◆ Exercise description: A verbatim reproduction of every entry is the expected answer.

Element data from apps and pages:
■ ■ ■ ■ ■

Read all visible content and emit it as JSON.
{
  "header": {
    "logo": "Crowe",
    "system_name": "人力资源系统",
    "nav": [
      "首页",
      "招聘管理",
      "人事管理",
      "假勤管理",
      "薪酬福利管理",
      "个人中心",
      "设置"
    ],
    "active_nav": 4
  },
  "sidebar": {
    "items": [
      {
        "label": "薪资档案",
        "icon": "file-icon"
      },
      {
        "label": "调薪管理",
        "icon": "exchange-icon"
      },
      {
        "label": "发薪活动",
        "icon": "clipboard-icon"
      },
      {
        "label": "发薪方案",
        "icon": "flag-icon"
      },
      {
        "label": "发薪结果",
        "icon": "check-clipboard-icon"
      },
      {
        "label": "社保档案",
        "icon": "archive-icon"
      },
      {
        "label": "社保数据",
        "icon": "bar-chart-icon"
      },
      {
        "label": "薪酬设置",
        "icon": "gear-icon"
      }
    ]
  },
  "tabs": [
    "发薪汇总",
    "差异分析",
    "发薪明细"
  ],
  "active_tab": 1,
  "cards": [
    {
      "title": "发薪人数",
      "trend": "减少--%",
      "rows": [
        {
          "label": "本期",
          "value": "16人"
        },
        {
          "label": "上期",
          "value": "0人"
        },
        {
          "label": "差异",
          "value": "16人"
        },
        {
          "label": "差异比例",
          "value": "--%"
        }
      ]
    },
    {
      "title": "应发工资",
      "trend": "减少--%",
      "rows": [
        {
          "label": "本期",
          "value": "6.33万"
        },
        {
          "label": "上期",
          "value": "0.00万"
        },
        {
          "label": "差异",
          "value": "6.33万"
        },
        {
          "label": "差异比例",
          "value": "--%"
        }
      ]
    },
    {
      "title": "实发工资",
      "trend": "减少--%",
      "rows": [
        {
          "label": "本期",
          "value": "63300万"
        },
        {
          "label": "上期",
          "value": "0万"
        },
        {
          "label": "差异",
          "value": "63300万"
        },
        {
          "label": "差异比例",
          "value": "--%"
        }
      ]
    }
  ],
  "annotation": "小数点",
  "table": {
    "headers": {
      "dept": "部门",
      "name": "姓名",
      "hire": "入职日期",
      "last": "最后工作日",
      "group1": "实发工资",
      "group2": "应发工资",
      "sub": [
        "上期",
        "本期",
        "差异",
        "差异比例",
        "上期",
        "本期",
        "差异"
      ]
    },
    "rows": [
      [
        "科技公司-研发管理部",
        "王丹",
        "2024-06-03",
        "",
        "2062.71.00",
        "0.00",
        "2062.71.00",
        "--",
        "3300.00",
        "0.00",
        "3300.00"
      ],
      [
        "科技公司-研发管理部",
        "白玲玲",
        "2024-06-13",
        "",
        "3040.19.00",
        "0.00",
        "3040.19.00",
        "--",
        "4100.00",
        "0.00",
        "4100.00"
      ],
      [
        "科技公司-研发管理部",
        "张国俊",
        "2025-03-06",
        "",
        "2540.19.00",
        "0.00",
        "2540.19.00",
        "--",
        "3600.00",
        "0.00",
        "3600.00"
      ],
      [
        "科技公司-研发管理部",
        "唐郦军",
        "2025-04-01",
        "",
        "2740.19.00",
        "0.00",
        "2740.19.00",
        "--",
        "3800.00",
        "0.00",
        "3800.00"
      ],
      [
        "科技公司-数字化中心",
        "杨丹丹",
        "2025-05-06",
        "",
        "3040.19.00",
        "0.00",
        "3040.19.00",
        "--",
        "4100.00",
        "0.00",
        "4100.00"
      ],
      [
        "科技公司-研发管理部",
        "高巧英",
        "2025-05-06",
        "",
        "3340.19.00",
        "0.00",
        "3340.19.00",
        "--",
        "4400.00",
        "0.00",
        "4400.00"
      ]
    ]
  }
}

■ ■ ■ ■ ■

◆ Solution below:
Read all visible content and emit it as JSON.
{
  "header": {
    "logo": "Crowe",
    "system_name": "人力资源系统",
    "nav": [
      "首页",
      "招聘管理",
      "人事管理",
      "假勤管理",
      "薪酬福利管理",
      "个人中心",
      "设置"
    ],
    "active_nav": 4
  },
  "sidebar": {
    "items": [
      {
        "label": "薪资档案",
        "icon": "file-icon"
      },
      {
        "label": "调薪管理",
        "icon": "exchange-icon"
      },
      {
        "label": "发薪活动",
        "icon": "clipboard-icon"
      },
      {
        "label": "发薪方案",
        "icon": "flag-icon"
      },
      {
        "label": "发薪结果",
        "icon": "check-clipboard-icon"
      },
      {
        "label": "社保档案",
        "icon": "archive-icon"
      },
      {
        "label": "社保数据",
        "icon": "bar-chart-icon"
      },
      {
        "label": "薪酬设置",
        "icon": "gear-icon"
      }
    ]
  },
  "tabs": [
    "发薪汇总",
    "差异分析",
    "发薪明细"
  ],
  "active_tab": 1,
  "cards": [
    {
      "title": "发薪人数",
      "trend": "减少--%",
      "rows": [
        {
          "label": "本期",
          "value": "16人"
        },
        {
          "label": "上期",
          "value": "0人"
        },
        {
          "label": "差异",
          "value": "16人"
        },
        {
          "label": "差异比例",
          "value": "--%"
        }
      ]
    },
    {
      "title": "应发工资",
      "trend": "减少--%",
      "rows": [
        {
          "label": "本期",
          "value": "6.33万"
        },
        {
          "label": "上期",
          "value": "0.00万"
        },
        {
          "label": "差异",
          "value": "6.33万"
        },
        {
          "label": "差异比例",
          "value": "--%"
        }
      ]
    },
    {
      "title": "实发工资",
      "trend": "减少--%",
      "rows": [
        {
          "label": "本期",
          "value": "63300万"
        },
        {
          "label": "上期",
          "value": "0万"
        },
        {
          "label": "差异",
          "value": "63300万"
        },
        {
          "label": "差异比例",
          "value": "--%"
        }
      ]
    }
  ],
  "annotation": "小数点",
  "table": {
    "headers": {
      "dept": "部门",
      "name": "姓名",
      "hire": "入职日期",
      "last": "最后工作日",
      "group1": "实发工资",
      "group2": "应发工资",
      "sub": [
        "上期",
        "本期",
        "差异",
        "差异比例",
        "上期",
        "本期",
        "差异"
      ]
    },
    "rows": [
      [
        "科技公司-研发管理部",
        "王丹",
        "2024-06-03",
        "",
        "2062.71.00",
        "0.00",
        "2062.71.00",
        "--",
        "3300.00",
        "0.00",
        "3300.00"
      ],
      [
        "科技公司-研发管理部",
        "白玲玲",
        "2024-06-13",
        "",
        "3040.19.00",
        "0.00",
        "3040.19.00",
        "--",
        "4100.00",
        "0.00",
        "4100.00"
      ],
      [
        "科技公司-研发管理部",
        "张国俊",
        "2025-03-06",
        "",
        "2540.19.00",
        "0.00",
        "2540.19.00",
        "--",
        "3600.00",
        "0.00",
        "3600.00"
      ],
      [
        "科技公司-研发管理部",
        "唐郦军",
        "2025-04-01",
        "",
        "2740.19.00",
        "0.00",
        "2740.19.00",
        "--",
        "3800.00",
        "0.00",
        "3800.00"
      ],
      [
        "科技公司-数字化中心",
        "杨丹丹",
        "2025-05-06",
        "",
        "3040.19.00",
        "0.00",
        "3040.19.00",
        "--",
        "4100.00",
        "0.00",
        "4100.00"
      ],
      [
        "科技公司-研发管理部",
        "高巧英",
        "2025-05-06",
        "",
        "3340.19.00",
        "0.00",
        "3340.19.00",
        "--",
        "4400.00",
        "0.00",
        "4400.00"
      ]
    ]
  }
}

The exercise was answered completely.